YOUR GOAL: Within the records that follow, find every line containing the string "Нравится". Copy those lines.

RECORD EXTRACTS:
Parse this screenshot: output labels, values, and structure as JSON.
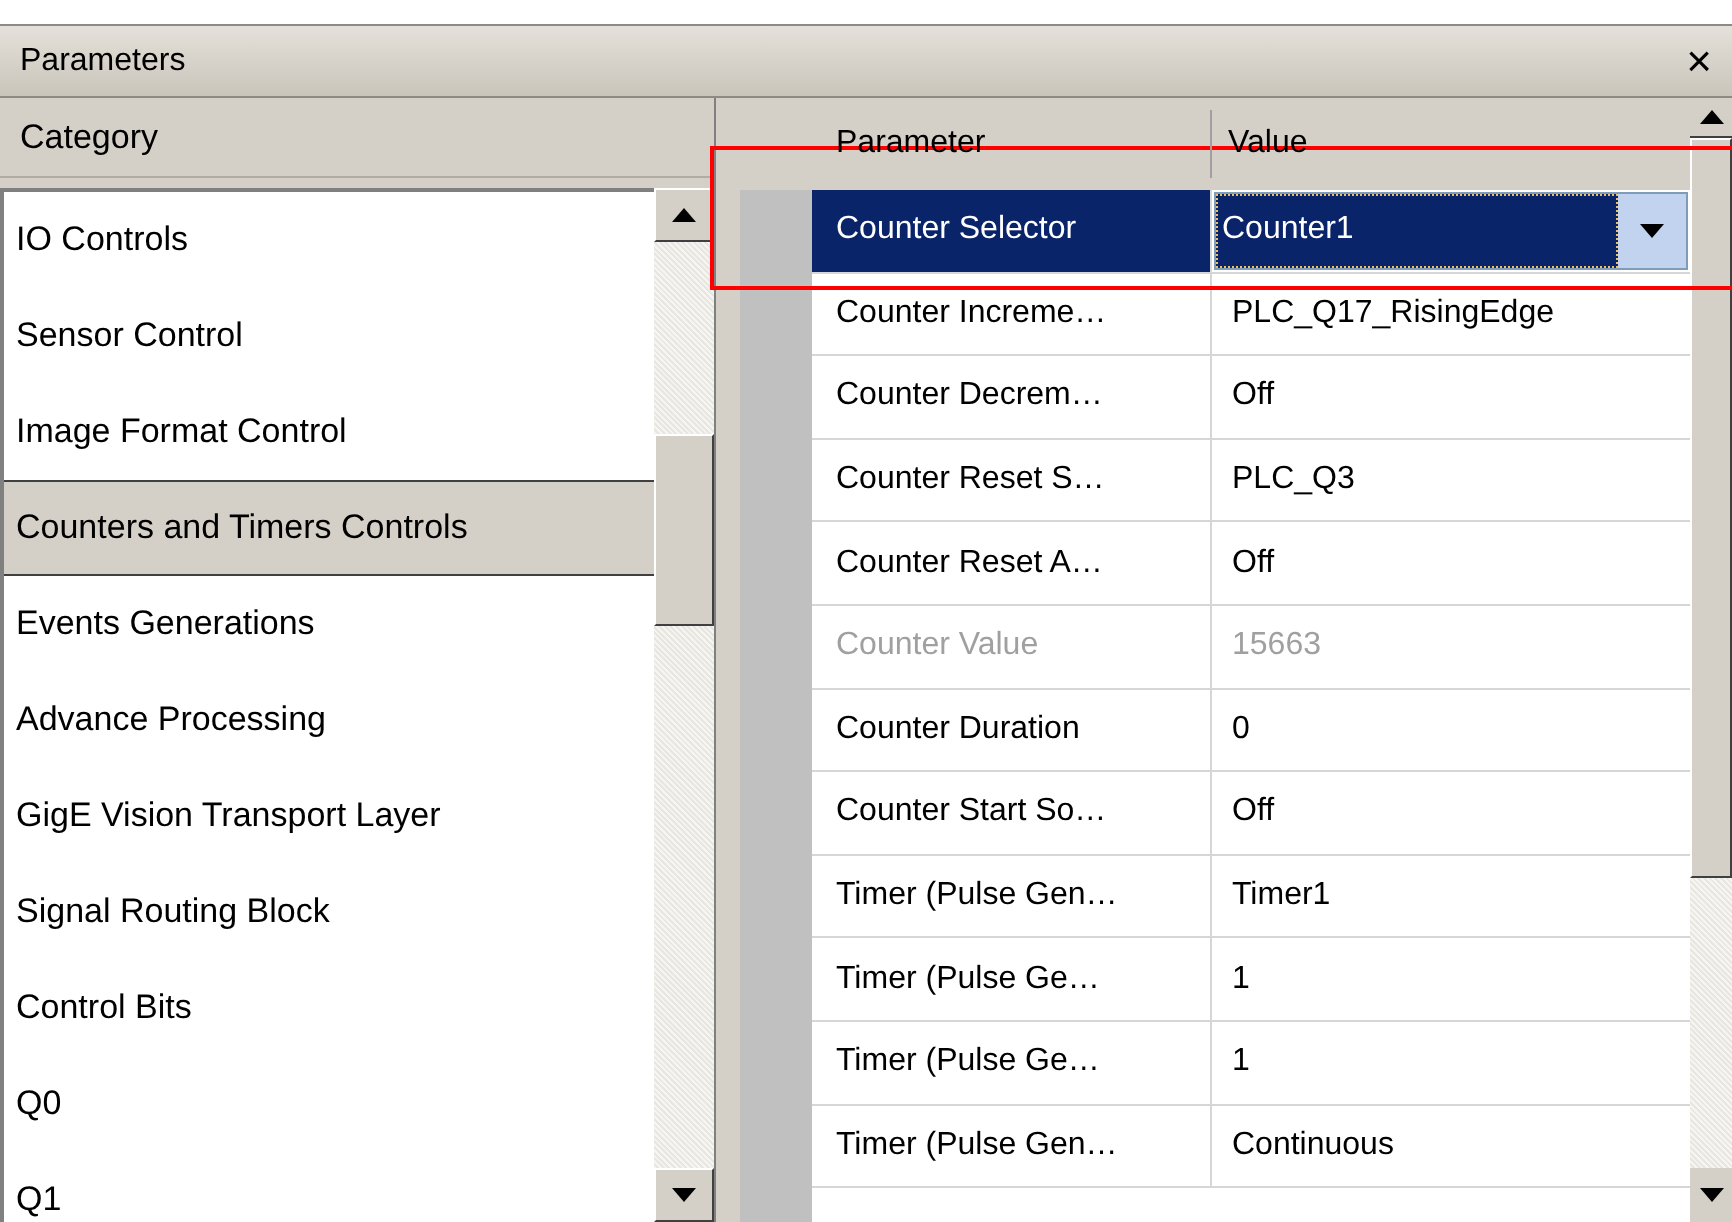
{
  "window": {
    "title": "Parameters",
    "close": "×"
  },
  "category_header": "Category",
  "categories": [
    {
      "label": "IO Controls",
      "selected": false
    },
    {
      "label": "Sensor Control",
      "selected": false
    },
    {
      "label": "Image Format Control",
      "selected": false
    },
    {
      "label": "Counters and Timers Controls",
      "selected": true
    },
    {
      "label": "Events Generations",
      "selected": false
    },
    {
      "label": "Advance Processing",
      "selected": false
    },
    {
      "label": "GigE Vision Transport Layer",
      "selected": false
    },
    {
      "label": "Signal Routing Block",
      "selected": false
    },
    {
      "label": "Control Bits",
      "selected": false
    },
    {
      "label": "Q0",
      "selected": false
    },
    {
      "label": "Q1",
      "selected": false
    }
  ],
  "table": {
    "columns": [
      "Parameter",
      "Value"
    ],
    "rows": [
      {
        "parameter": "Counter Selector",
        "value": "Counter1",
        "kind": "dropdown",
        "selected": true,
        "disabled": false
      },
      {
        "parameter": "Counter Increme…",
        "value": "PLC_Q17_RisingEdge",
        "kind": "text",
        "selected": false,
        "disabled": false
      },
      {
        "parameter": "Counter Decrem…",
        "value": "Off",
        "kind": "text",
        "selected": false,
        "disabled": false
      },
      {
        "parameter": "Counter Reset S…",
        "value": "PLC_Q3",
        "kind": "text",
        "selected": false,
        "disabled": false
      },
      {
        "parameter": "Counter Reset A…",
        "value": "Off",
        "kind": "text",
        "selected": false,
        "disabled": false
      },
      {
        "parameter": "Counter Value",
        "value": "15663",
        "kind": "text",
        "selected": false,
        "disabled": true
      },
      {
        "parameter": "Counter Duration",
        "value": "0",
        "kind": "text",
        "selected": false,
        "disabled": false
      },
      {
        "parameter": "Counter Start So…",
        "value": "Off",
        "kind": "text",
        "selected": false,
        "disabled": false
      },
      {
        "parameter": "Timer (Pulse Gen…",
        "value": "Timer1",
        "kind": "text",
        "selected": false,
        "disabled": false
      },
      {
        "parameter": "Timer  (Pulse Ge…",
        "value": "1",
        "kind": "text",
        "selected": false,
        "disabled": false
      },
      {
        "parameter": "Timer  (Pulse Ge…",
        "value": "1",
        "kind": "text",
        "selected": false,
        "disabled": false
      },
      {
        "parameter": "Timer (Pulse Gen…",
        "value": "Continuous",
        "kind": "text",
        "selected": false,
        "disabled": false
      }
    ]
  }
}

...

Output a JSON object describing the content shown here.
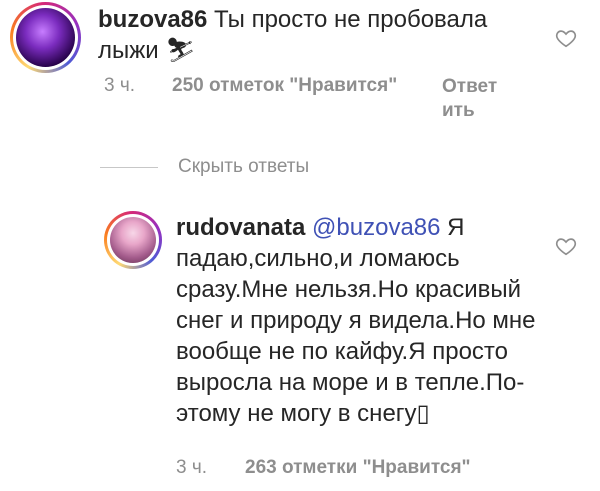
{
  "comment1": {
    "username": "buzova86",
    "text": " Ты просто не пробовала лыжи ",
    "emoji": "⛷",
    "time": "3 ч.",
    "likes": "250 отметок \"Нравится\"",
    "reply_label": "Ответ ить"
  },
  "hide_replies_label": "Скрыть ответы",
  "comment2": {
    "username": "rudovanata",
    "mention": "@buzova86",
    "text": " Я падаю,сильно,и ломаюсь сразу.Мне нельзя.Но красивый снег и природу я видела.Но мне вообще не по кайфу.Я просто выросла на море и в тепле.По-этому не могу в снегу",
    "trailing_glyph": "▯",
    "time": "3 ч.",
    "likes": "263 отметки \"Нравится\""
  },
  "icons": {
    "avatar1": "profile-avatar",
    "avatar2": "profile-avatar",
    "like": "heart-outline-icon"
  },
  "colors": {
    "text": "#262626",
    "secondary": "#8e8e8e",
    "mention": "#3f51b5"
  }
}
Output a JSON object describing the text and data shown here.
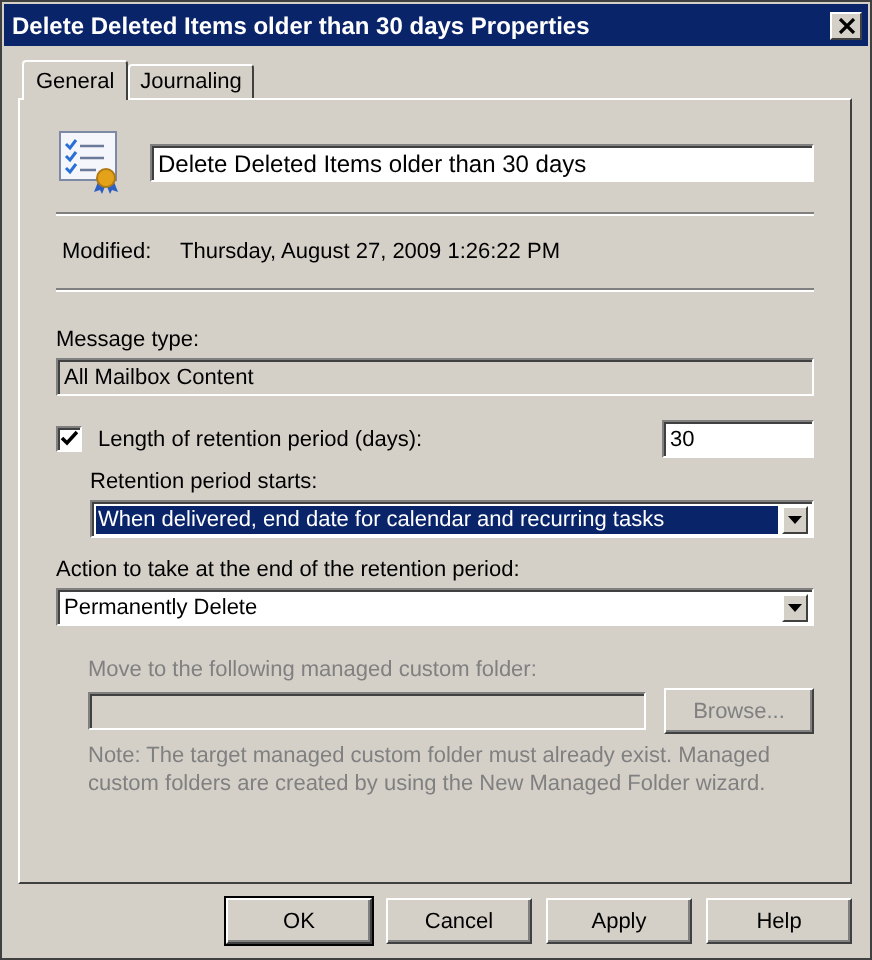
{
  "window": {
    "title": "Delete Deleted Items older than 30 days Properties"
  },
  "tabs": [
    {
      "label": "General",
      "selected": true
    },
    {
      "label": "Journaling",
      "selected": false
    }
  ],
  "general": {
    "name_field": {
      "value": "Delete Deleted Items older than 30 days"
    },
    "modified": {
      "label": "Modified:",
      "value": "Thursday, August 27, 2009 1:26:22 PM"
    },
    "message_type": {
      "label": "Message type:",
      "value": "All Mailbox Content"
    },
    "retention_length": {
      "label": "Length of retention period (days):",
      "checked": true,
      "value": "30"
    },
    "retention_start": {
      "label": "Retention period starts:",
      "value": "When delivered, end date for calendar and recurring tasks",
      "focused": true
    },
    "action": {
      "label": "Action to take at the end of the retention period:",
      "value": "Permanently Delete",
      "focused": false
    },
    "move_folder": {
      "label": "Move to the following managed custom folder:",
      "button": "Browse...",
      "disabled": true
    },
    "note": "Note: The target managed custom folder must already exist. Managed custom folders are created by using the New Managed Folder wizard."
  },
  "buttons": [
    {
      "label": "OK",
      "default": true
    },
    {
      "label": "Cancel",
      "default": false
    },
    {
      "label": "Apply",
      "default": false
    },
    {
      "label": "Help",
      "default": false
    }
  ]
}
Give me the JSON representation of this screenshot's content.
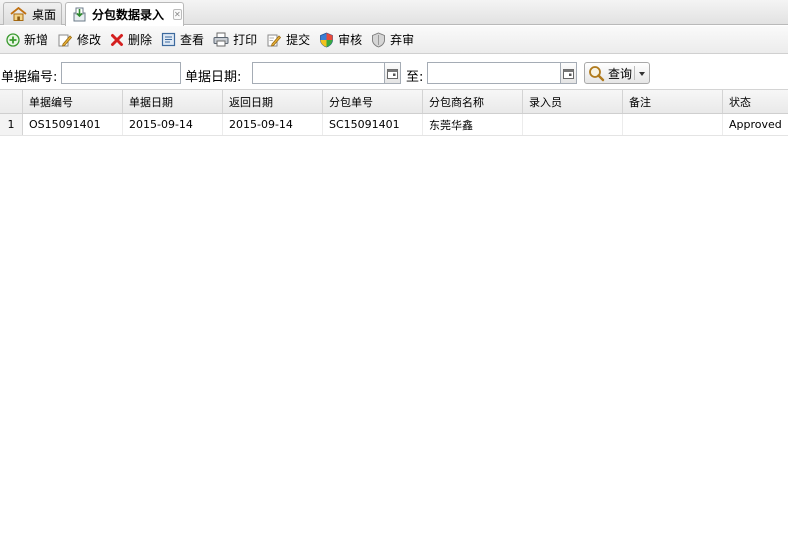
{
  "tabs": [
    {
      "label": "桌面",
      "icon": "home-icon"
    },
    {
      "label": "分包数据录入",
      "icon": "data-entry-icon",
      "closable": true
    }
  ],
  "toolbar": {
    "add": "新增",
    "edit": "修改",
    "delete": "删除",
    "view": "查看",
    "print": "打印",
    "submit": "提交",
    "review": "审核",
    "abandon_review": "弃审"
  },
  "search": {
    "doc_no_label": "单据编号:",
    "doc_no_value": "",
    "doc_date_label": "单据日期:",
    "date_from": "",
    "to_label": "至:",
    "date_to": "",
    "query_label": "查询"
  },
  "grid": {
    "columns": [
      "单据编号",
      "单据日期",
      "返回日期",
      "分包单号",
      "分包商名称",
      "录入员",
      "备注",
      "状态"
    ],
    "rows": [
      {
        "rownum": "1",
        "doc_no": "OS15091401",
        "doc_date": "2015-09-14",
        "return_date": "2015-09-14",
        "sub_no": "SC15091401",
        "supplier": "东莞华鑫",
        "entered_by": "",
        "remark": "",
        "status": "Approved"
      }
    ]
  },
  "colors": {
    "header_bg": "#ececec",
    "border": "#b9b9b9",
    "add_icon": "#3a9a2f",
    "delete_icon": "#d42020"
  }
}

EXPECTED OUTPUT:
    "likes": "250 отметок \"Нравится\"",
    "likes": "263 отметки \"Нравится\""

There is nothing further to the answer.